■ Work required ■
Copy every record exactly. Nothing may be skipped.

■ Given data ■
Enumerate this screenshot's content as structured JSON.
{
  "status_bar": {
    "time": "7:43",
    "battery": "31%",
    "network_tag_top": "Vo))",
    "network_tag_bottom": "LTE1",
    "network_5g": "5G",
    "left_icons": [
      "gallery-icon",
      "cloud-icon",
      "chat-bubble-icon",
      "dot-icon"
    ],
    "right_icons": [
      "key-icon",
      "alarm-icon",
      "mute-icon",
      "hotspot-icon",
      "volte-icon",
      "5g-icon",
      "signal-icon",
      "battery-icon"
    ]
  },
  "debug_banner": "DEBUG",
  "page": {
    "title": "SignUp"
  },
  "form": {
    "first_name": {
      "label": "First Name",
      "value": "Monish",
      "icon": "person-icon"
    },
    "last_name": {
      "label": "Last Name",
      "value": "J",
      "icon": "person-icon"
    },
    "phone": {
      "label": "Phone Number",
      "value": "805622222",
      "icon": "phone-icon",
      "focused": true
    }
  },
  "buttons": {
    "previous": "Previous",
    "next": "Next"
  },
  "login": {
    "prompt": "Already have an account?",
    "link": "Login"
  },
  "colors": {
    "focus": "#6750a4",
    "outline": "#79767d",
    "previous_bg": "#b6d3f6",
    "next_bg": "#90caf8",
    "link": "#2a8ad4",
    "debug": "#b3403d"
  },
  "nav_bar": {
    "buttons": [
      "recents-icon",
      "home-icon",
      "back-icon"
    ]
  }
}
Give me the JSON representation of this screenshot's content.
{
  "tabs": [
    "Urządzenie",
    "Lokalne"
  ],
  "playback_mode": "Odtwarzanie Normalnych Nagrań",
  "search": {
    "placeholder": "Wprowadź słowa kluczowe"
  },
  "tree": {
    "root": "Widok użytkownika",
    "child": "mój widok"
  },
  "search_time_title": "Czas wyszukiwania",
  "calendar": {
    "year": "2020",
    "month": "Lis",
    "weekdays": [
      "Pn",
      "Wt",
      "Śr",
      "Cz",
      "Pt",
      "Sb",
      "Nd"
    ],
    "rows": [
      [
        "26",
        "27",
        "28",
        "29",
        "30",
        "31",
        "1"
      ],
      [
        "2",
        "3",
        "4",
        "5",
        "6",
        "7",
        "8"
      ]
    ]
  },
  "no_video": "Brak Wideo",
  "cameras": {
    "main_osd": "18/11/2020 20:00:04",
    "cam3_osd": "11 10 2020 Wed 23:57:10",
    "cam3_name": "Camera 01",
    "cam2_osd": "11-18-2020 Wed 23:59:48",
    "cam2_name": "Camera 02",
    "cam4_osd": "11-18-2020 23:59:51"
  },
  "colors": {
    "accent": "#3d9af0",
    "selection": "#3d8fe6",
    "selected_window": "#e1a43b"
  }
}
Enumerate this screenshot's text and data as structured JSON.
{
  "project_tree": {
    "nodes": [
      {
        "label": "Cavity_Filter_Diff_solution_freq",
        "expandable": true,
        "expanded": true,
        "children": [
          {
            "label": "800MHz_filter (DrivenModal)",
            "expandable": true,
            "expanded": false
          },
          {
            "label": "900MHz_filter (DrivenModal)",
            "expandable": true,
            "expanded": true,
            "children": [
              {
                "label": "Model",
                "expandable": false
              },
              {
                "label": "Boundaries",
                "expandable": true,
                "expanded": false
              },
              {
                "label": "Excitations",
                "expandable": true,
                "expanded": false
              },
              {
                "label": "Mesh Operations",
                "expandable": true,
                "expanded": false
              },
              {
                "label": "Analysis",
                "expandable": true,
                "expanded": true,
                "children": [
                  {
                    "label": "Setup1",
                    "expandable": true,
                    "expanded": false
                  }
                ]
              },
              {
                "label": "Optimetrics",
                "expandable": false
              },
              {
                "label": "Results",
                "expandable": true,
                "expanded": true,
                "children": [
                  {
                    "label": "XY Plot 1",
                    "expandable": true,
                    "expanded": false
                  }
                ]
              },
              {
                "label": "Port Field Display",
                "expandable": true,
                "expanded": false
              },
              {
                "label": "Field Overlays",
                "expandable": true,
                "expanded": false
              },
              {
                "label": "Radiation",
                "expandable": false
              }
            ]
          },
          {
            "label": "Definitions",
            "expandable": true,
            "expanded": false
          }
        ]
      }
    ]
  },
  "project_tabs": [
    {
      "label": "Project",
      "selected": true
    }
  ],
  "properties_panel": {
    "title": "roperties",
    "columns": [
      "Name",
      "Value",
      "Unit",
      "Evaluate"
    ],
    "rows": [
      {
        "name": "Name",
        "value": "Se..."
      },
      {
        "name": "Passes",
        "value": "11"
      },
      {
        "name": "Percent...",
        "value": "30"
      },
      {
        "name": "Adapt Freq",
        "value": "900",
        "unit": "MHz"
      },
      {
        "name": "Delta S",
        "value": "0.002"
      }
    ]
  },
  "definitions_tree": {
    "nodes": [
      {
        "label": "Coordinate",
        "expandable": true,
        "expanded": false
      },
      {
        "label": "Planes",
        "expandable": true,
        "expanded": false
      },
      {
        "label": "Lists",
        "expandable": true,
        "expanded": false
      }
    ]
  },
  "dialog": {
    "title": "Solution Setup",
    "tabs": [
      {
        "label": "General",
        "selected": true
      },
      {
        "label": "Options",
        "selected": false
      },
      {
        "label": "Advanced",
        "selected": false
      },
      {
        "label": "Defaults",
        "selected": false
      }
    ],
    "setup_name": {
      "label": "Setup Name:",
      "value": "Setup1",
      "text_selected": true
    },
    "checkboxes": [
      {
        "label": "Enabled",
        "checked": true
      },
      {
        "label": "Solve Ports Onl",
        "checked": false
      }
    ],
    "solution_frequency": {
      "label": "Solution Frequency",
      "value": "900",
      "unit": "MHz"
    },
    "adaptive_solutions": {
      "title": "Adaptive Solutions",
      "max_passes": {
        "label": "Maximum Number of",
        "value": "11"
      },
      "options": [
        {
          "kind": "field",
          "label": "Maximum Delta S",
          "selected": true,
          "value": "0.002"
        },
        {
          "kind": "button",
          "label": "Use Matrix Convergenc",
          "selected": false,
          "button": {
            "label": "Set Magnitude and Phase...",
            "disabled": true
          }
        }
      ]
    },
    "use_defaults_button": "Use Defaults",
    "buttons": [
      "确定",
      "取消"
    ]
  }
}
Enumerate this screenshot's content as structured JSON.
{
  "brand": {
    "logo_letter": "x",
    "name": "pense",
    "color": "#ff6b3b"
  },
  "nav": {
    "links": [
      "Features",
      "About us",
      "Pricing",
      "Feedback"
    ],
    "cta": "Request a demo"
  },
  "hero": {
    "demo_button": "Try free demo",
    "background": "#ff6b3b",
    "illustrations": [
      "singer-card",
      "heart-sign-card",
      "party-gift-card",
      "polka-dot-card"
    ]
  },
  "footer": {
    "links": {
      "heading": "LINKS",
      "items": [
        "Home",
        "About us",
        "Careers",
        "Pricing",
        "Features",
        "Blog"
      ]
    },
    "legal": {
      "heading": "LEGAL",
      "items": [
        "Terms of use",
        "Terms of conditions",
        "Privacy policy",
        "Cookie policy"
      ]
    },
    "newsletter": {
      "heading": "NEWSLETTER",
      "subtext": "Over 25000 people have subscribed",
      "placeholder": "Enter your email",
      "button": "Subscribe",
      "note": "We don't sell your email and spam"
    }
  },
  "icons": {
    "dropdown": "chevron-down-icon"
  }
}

■ Completed task ■
Enumerate this screenshot's content as structured JSON.
{
  "status_bar": {
    "time": "7:43",
    "battery": "31%",
    "network_tag_top": "Vo))",
    "network_tag_bottom": "LTE1",
    "network_5g": "5G",
    "left_icons": [
      "gallery-icon",
      "cloud-icon",
      "chat-bubble-icon",
      "dot-icon"
    ],
    "right_icons": [
      "key-icon",
      "alarm-icon",
      "mute-icon",
      "hotspot-icon",
      "volte-icon",
      "5g-icon",
      "signal-icon",
      "battery-icon"
    ]
  },
  "debug_banner": "DEBUG",
  "page": {
    "title": "SignUp"
  },
  "form": {
    "first_name": {
      "label": "First Name",
      "value": "Monish",
      "icon": "person-icon"
    },
    "last_name": {
      "label": "Last Name",
      "value": "J",
      "icon": "person-icon"
    },
    "phone": {
      "label": "Phone Number",
      "value": "805622222",
      "icon": "phone-icon",
      "focused": true
    }
  },
  "buttons": {
    "previous": "Previous",
    "next": "Next"
  },
  "login": {
    "prompt": "Already have an account?",
    "link": "Login"
  },
  "colors": {
    "focus": "#6750a4",
    "outline": "#79767d",
    "previous_bg": "#b6d3f6",
    "next_bg": "#90caf8",
    "link": "#2a8ad4",
    "debug": "#b3403d"
  },
  "nav_bar": {
    "buttons": [
      "recents-icon",
      "home-icon",
      "back-icon"
    ]
  }
}
Give me the JSON representation of this screenshot's content.
{
  "tabs": [
    "Urządzenie",
    "Lokalne"
  ],
  "playback_mode": "Odtwarzanie Normalnych Nagrań",
  "search": {
    "placeholder": "Wprowadź słowa kluczowe"
  },
  "tree": {
    "root": "Widok użytkownika",
    "child": "mój widok"
  },
  "search_time_title": "Czas wyszukiwania",
  "calendar": {
    "year": "2020",
    "month": "Lis",
    "weekdays": [
      "Pn",
      "Wt",
      "Śr",
      "Cz",
      "Pt",
      "Sb",
      "Nd"
    ],
    "rows": [
      [
        "26",
        "27",
        "28",
        "29",
        "30",
        "31",
        "1"
      ],
      [
        "2",
        "3",
        "4",
        "5",
        "6",
        "7",
        "8"
      ]
    ]
  },
  "no_video": "Brak Wideo",
  "cameras": {
    "main_osd": "18/11/2020 20:00:04",
    "cam3_osd": "11 10 2020 Wed 23:57:10",
    "cam3_name": "Camera 01",
    "cam2_osd": "11-18-2020 Wed 23:59:48",
    "cam2_name": "Camera 02",
    "cam4_osd": "11-18-2020 23:59:51"
  },
  "colors": {
    "accent": "#3d9af0",
    "selection": "#3d8fe6",
    "selected_window": "#e1a43b"
  }
}
Enumerate this screenshot's text and data as structured JSON.
{
  "project_tree": {
    "nodes": [
      {
        "label": "Cavity_Filter_Diff_solution_freq",
        "expandable": true,
        "expanded": true,
        "children": [
          {
            "label": "800MHz_filter (DrivenModal)",
            "expandable": true,
            "expanded": false
          },
          {
            "label": "900MHz_filter (DrivenModal)",
            "expandable": true,
            "expanded": true,
            "children": [
              {
                "label": "Model",
                "expandable": false
              },
              {
                "label": "Boundaries",
                "expandable": true,
                "expanded": false
              },
              {
                "label": "Excitations",
                "expandable": true,
                "expanded": false
              },
              {
                "label": "Mesh Operations",
                "expandable": true,
                "expanded": false
              },
              {
                "label": "Analysis",
                "expandable": true,
                "expanded": true,
                "children": [
                  {
                    "label": "Setup1",
                    "expandable": true,
                    "expanded": false
                  }
                ]
              },
              {
                "label": "Optimetrics",
                "expandable": false
              },
              {
                "label": "Results",
                "expandable": true,
                "expanded": true,
                "children": [
                  {
                    "label": "XY Plot 1",
                    "expandable": true,
                    "expanded": false
                  }
                ]
              },
              {
                "label": "Port Field Display",
                "expandable": true,
                "expanded": false
              },
              {
                "label": "Field Overlays",
                "expandable": true,
                "expanded": false
              },
              {
                "label": "Radiation",
                "expandable": false
              }
            ]
          },
          {
            "label": "Definitions",
            "expandable": true,
            "expanded": false
          }
        ]
      }
    ]
  },
  "project_tabs": [
    {
      "label": "Project",
      "selected": true
    }
  ],
  "properties_panel": {
    "title": "roperties",
    "columns": [
      "Name",
      "Value",
      "Unit",
      "Evaluate"
    ],
    "rows": [
      {
        "name": "Name",
        "value": "Se..."
      },
      {
        "name": "Passes",
        "value": "11"
      },
      {
        "name": "Percent...",
        "value": "30"
      },
      {
        "name": "Adapt Freq",
        "value": "900",
        "unit": "MHz"
      },
      {
        "name": "Delta S",
        "value": "0.002"
      }
    ]
  },
  "definitions_tree": {
    "nodes": [
      {
        "label": "Coordinate",
        "expandable": true,
        "expanded": false
      },
      {
        "label": "Planes",
        "expandable": true,
        "expanded": false
      },
      {
        "label": "Lists",
        "expandable": true,
        "expanded": false
      }
    ]
  },
  "dialog": {
    "title": "Solution Setup",
    "tabs": [
      {
        "label": "General",
        "selected": true
      },
      {
        "label": "Options",
        "selected": false
      },
      {
        "label": "Advanced",
        "selected": false
      },
      {
        "label": "Defaults",
        "selected": false
      }
    ],
    "setup_name": {
      "label": "Setup Name:",
      "value": "Setup1",
      "text_selected": true
    },
    "checkboxes": [
      {
        "label": "Enabled",
        "checked": true
      },
      {
        "label": "Solve Ports Onl",
        "checked": false
      }
    ],
    "solution_frequency": {
      "label": "Solution Frequency",
      "value": "900",
      "unit": "MHz"
    },
    "adaptive_solutions": {
      "title": "Adaptive Solutions",
      "max_passes": {
        "label": "Maximum Number of",
        "value": "11"
      },
      "options": [
        {
          "kind": "field",
          "label": "Maximum Delta S",
          "selected": true,
          "value": "0.002"
        },
        {
          "kind": "button",
          "label": "Use Matrix Convergenc",
          "selected": false,
          "button": {
            "label": "Set Magnitude and Phase...",
            "disabled": true
          }
        }
      ]
    },
    "use_defaults_button": "Use Defaults",
    "buttons": [
      "确定",
      "取消"
    ]
  }
}
Enumerate this screenshot's content as structured JSON.
{
  "brand": {
    "logo_letter": "x",
    "name": "pense",
    "color": "#ff6b3b"
  },
  "nav": {
    "links": [
      "Features",
      "About us",
      "Pricing",
      "Feedback"
    ],
    "cta": "Request a demo"
  },
  "hero": {
    "demo_button": "Try free demo",
    "background": "#ff6b3b",
    "illustrations": [
      "singer-card",
      "heart-sign-card",
      "party-gift-card",
      "polka-dot-card"
    ]
  },
  "footer": {
    "links": {
      "heading": "LINKS",
      "items": [
        "Home",
        "About us",
        "Careers",
        "Pricing",
        "Features",
        "Blog"
      ]
    },
    "legal": {
      "heading": "LEGAL",
      "items": [
        "Terms of use",
        "Terms of conditions",
        "Privacy policy",
        "Cookie policy"
      ]
    },
    "newsletter": {
      "heading": "NEWSLETTER",
      "subtext": "Over 25000 people have subscribed",
      "placeholder": "Enter your email",
      "button": "Subscribe",
      "note": "We don't sell your email and spam"
    }
  },
  "icons": {
    "dropdown": "chevron-down-icon"
  }
}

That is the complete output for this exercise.